Economics for Everyone: Second Edition

This week marks the official publication release of the second edition of Economics for Everyone: A Short Guide to the Economics of Capitalism.  In this blog I explain my motivations in writing the book, and promoting critical economic literacy more generally; the commentary was originally published by Pluto Books (the international publisher).  The book is […]

Energy and climate in the Harper decade

The costs of climate change are piling up, and can no longer be ignored. 2015 is poised to be a landmark year, with a new global treaty on climate to be signed in Paris. In contrast, the Harper decade succeeded in stalling any meaningful climate action. The PM’s record is not just of neglect, but […]

Wages: Up, Down, or Sideways?

We’re coming up to a Federal Election, and one where “The Economy” will likely be a central battlefield. As such, we’re going to hear many claims and counter-claims that support the view that Stephen Harper is either the Greatest or Worst Prime Minister ever. One point of contention is wages. Part of the problem are the […]

Inequality, the Financial Crisis and Stagnation: Competing Stories and Why They Matter

Inequality, the Financial Crisis and Stagnation: Competing Stories and Why They Matter Thomas Palley There exists several mainstream explanations of the financial crisis and stagnation, each explaianing the role they respectively attribute to income inequality. Those explanations contrast deeply with a structural Keynesian explanation of the crisis. The role of income inequality also differs substantially, […]

The slow transformation of the IMF

Louis-Philippe Rochon Associate Professor, Laurentian University Co-Editor, Review of Keynesian Economics In its recent report released in early June, the International Monetary Fund (IMF) has made some startling policy announcements: given the general depressed economic condition in the world economy, now is not the time to pay down the national debt if that implies sacrificing […]

Judging the Odds for an “Election Recession”

Canada’s first-quarter GDP report was not just “atrocious,” as predicted by Stephen Poloz.  It was downright negative: total real GDP shrank at an annualized rate of 0.6% (fastest pace of decline since the 2008-09 recession).  Nominal GDP fell faster (annualized rate of 3%), as deflation took hold across the broader production economy (led, of course, […]

Climate Justice and the Good Life, for Everyone

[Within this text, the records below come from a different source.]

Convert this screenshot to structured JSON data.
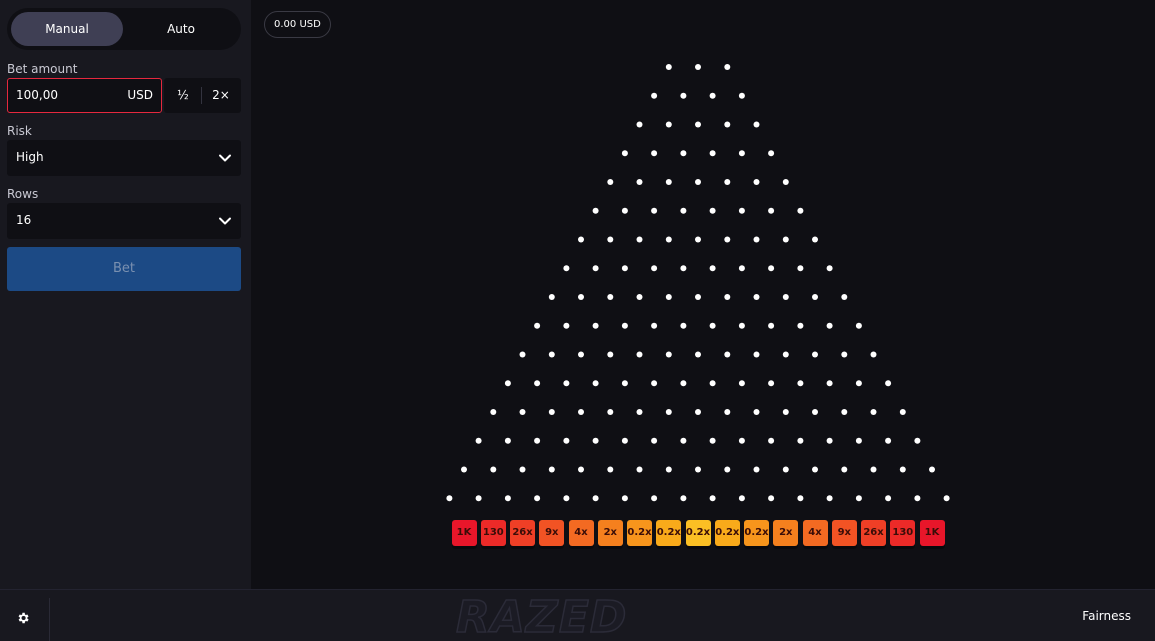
{
  "mode": {
    "manual_label": "Manual",
    "auto_label": "Auto",
    "active": "Manual"
  },
  "bet": {
    "label": "Bet amount",
    "value": "100,00",
    "currency": "USD",
    "half_label": "½",
    "double_label": "2×"
  },
  "risk": {
    "label": "Risk",
    "value": "High"
  },
  "rows": {
    "label": "Rows",
    "value": "16"
  },
  "bet_button": {
    "label": "Bet"
  },
  "balance": {
    "text": "0.00 USD"
  },
  "board": {
    "rows": 16,
    "multipliers": [
      "1K",
      "130",
      "26x",
      "9x",
      "4x",
      "2x",
      "0.2x",
      "0.2x",
      "0.2x",
      "0.2x",
      "0.2x",
      "2x",
      "4x",
      "9x",
      "26x",
      "130",
      "1K"
    ],
    "slot_colors": [
      "#e8162a",
      "#ec2a28",
      "#ef3f26",
      "#f25324",
      "#f36a22",
      "#f5801e",
      "#f7951c",
      "#f9aa1a",
      "#fbbf24",
      "#f9aa1a",
      "#f7951c",
      "#f5801e",
      "#f36a22",
      "#f25324",
      "#ef3f26",
      "#ec2a28",
      "#e8162a"
    ]
  },
  "footer": {
    "logo": "RAZED",
    "fairness_label": "Fairness",
    "settings_icon": "gear-icon"
  },
  "colors": {
    "accent_red": "#e5283e",
    "bet_button": "#1c4a85",
    "panel": "#18181f",
    "background": "#0f0f14"
  }
}
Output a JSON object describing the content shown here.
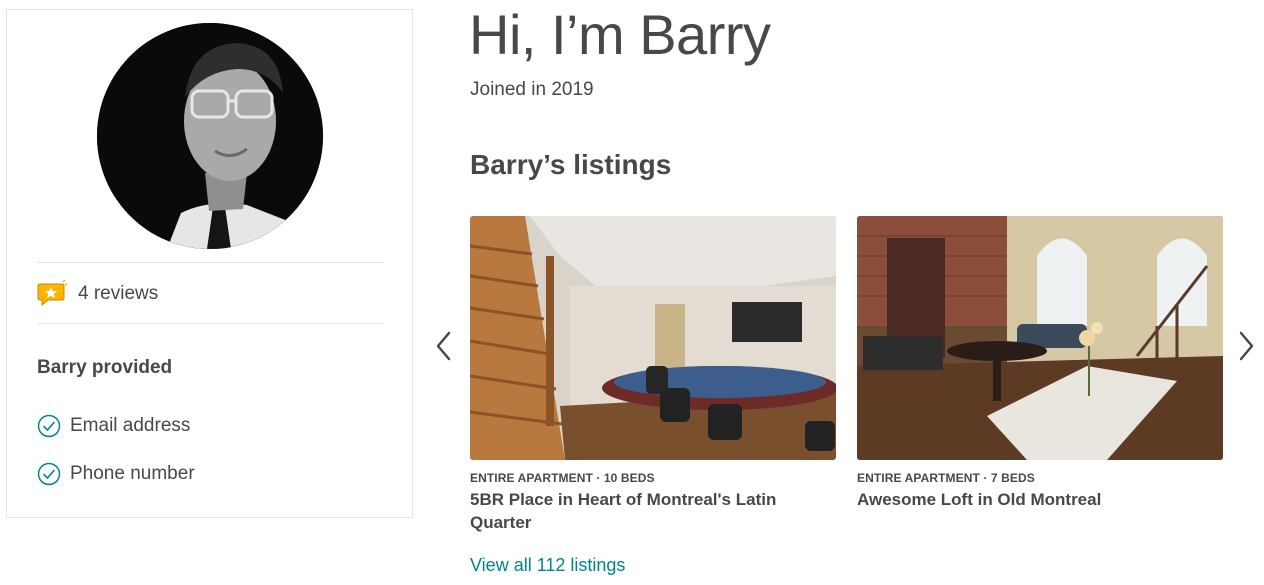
{
  "profile": {
    "reviews_label": "4 reviews",
    "provided_title": "Barry provided",
    "verifications": [
      {
        "label": "Email address",
        "icon": "check-circle-icon"
      },
      {
        "label": "Phone number",
        "icon": "check-circle-icon"
      }
    ]
  },
  "header": {
    "greeting": "Hi, I’m Barry",
    "joined": "Joined in 2019"
  },
  "listings": {
    "title": "Barry’s listings",
    "items": [
      {
        "meta": "ENTIRE APARTMENT · 10 BEDS",
        "name": "5BR Place in Heart of Montreal's Latin Quarter"
      },
      {
        "meta": "ENTIRE APARTMENT · 7 BEDS",
        "name": "Awesome Loft in Old Montreal"
      }
    ],
    "view_all": "View all 112 listings"
  },
  "colors": {
    "text": "#484848",
    "link": "#008489",
    "check": "#008489",
    "divider": "#e4e4e4"
  }
}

In our Climate Justice Project, our research has stressed structural changes and collective action to lower carbon footprints rather than individual behavioural change. The ability of many actors to respond to incentives like a carbon tax is constrained by their circumstances. Suburban households often have no realistic option but to keep driving. Renters have little agency over […]